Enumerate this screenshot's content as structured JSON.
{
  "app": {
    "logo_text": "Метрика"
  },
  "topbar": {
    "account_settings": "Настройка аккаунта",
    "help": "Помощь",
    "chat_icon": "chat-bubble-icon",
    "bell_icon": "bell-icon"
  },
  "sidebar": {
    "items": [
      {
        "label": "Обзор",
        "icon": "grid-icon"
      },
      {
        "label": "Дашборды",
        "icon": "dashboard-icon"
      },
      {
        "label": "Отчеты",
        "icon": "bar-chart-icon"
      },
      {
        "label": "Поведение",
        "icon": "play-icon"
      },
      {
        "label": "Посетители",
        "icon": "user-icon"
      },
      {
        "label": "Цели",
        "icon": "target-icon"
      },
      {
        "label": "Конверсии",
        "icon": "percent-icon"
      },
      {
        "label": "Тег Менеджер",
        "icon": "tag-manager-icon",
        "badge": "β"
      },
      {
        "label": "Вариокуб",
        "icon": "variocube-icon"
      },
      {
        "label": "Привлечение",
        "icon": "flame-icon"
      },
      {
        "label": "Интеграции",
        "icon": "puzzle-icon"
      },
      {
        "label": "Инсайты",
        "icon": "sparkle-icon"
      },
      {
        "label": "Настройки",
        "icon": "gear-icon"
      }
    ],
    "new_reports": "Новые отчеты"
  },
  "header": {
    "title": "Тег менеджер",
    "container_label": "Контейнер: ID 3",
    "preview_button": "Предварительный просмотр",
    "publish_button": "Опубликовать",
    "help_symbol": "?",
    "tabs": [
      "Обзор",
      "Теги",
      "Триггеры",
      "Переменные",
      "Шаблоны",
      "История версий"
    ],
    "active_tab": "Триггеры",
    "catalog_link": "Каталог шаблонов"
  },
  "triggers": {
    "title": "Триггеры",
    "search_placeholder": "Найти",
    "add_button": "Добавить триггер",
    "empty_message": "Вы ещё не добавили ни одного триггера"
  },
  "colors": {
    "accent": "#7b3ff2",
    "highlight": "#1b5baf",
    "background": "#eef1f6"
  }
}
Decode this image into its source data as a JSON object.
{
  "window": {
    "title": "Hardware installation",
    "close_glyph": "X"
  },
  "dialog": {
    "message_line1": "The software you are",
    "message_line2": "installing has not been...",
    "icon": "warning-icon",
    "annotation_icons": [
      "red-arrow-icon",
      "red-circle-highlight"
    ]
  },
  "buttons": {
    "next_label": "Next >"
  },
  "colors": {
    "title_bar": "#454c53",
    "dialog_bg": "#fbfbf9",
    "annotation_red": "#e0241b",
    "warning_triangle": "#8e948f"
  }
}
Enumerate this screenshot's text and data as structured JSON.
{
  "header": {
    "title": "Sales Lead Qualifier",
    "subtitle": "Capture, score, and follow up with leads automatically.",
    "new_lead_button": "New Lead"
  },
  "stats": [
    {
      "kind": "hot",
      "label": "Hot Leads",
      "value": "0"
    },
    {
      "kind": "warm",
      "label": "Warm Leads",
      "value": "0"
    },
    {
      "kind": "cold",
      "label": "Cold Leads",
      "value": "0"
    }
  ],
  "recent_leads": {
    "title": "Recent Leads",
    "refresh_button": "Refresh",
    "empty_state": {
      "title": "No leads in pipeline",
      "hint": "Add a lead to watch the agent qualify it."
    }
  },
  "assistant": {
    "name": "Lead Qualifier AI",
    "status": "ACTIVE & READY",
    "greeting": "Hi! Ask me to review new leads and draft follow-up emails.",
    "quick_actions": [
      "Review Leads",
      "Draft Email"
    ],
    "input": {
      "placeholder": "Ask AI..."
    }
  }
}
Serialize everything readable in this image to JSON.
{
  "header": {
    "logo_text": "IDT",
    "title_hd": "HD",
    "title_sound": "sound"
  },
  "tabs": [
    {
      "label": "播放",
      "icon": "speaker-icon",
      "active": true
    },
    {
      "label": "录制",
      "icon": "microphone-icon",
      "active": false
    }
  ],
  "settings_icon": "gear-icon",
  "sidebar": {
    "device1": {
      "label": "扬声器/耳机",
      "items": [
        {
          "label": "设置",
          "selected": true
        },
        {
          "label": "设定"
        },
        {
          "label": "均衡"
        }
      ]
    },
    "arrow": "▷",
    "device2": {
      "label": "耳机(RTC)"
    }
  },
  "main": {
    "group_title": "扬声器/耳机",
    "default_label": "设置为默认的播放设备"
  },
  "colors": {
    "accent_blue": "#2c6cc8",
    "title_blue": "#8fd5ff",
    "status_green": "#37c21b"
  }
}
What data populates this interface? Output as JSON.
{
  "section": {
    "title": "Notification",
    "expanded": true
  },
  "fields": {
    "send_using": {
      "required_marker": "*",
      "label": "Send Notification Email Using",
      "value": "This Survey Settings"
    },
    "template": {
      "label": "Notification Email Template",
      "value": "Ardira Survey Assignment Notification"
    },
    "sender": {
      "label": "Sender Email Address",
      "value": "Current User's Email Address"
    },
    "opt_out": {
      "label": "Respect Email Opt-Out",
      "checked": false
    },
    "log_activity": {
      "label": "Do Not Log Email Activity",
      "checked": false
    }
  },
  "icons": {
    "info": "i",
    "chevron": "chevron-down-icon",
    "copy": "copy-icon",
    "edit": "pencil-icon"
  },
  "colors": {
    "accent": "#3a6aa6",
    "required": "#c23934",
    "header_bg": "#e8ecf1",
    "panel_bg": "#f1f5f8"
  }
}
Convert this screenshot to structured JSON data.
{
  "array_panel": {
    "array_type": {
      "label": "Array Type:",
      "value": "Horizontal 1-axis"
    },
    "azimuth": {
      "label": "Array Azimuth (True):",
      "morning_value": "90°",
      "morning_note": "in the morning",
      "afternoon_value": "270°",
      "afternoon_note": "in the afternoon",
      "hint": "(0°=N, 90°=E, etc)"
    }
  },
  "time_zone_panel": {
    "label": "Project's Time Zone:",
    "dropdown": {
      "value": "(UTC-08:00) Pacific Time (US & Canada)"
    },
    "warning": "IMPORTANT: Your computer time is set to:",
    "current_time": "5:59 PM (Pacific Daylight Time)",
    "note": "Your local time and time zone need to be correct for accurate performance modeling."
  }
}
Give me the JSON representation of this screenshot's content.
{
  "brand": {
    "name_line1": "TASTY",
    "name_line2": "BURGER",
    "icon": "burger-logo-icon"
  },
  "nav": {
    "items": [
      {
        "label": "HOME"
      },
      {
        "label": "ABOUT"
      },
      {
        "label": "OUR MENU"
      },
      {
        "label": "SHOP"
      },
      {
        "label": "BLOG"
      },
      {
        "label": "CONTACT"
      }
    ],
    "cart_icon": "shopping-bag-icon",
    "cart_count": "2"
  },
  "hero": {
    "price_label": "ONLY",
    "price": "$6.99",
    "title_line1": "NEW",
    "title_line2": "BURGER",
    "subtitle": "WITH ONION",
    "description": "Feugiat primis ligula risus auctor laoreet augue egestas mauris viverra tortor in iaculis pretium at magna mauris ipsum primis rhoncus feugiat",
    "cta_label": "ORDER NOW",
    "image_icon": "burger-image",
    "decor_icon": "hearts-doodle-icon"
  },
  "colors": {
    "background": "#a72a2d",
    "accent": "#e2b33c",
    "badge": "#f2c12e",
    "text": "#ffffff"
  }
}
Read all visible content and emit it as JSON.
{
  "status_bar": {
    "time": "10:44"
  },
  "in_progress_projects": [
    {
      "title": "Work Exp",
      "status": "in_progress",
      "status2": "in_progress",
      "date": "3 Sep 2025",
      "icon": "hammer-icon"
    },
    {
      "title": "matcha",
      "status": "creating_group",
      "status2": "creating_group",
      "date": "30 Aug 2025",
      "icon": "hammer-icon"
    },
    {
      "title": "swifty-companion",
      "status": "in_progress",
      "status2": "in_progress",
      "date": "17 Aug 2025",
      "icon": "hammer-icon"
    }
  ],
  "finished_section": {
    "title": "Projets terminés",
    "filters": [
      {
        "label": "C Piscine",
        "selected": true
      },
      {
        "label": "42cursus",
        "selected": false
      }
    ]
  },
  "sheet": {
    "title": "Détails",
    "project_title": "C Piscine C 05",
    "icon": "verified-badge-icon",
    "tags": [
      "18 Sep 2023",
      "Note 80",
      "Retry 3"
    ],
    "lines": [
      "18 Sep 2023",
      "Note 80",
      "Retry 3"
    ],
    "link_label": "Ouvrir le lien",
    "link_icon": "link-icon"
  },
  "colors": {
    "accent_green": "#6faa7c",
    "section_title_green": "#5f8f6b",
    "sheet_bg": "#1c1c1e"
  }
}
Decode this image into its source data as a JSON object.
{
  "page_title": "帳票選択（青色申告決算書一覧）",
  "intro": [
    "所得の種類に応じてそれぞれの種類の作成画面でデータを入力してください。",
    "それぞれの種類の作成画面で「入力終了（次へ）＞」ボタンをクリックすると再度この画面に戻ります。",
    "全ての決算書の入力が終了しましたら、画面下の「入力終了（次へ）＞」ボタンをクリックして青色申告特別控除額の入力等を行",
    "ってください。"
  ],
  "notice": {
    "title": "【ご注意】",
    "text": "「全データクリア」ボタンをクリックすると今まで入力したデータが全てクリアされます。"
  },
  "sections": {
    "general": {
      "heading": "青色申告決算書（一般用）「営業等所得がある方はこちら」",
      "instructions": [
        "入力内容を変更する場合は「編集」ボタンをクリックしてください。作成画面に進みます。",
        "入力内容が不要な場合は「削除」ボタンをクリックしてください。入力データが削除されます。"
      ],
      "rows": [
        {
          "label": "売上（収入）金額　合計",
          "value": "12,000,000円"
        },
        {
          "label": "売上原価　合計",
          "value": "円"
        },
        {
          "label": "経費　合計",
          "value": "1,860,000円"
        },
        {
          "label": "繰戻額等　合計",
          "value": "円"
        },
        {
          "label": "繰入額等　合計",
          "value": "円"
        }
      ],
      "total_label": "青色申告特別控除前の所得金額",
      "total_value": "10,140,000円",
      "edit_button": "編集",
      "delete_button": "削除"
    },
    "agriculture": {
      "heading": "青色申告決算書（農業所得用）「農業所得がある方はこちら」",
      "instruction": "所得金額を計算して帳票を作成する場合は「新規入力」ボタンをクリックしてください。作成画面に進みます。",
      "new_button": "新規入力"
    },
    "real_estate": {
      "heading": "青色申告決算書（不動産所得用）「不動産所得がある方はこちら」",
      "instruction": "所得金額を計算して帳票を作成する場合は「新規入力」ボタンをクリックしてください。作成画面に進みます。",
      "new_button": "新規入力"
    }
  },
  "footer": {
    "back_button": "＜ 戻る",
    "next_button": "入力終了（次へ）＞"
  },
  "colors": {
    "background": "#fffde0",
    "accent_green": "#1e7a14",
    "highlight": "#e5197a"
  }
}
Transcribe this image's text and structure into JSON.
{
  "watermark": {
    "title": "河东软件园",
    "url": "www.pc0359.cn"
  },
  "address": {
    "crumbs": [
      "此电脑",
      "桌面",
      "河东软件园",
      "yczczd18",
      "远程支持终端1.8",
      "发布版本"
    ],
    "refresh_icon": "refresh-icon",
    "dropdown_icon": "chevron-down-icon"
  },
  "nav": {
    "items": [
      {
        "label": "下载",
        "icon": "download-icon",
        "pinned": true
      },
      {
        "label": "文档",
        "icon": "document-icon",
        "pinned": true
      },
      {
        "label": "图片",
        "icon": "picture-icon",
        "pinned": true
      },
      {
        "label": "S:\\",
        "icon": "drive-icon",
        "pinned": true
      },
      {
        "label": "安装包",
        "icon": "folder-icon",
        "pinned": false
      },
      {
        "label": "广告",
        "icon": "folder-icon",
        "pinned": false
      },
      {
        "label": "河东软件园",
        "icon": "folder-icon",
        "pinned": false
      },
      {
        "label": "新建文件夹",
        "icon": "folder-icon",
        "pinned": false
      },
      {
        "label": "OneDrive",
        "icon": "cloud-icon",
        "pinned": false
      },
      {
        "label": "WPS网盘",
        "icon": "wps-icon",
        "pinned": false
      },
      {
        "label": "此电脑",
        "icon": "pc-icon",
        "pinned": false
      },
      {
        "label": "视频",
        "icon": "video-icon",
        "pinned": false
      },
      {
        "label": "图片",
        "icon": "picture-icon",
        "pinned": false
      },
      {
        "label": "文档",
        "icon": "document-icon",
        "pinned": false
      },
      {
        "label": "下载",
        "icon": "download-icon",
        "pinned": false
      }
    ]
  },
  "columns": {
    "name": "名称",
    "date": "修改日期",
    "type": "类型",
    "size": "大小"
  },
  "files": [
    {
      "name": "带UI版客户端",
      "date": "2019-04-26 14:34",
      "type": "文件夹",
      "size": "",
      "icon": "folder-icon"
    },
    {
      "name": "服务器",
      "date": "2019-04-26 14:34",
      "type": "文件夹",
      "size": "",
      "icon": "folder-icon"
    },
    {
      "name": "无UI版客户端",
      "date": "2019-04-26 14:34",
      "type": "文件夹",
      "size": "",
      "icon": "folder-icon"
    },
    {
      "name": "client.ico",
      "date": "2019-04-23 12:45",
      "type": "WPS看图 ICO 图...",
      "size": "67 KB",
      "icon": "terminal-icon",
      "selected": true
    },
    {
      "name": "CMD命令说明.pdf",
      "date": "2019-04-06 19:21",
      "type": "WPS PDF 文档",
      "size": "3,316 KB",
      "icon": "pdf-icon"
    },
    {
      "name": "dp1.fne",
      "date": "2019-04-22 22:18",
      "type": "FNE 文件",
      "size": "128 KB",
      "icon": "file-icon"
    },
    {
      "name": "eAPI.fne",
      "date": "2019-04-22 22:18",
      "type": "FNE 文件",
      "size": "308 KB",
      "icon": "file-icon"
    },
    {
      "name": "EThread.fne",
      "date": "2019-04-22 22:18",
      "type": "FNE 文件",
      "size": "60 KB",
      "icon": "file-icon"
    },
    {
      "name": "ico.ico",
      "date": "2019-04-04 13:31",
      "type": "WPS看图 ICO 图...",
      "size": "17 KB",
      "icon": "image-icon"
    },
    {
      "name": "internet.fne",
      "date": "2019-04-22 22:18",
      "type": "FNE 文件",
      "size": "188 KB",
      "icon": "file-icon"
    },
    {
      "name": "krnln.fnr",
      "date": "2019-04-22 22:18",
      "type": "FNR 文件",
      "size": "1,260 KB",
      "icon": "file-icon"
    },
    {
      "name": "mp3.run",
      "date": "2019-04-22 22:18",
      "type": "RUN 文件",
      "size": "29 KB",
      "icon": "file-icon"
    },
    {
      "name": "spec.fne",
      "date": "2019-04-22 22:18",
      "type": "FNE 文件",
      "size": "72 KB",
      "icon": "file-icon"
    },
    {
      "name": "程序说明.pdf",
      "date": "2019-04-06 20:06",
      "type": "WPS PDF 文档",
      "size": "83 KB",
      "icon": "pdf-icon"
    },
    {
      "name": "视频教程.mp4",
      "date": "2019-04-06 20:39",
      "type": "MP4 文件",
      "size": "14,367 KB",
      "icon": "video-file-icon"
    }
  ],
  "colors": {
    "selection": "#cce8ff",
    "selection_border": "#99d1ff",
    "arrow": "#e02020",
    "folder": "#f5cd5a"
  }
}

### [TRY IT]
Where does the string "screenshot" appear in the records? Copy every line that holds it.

### [RESULT FOR THIS EXERCISE]
Enumerate this screenshot's content as structured JSON.
Enumerate this screenshot's text and data as structured JSON.
Convert this screenshot to structured JSON data.
Give me the JSON representation of this screenshot's content.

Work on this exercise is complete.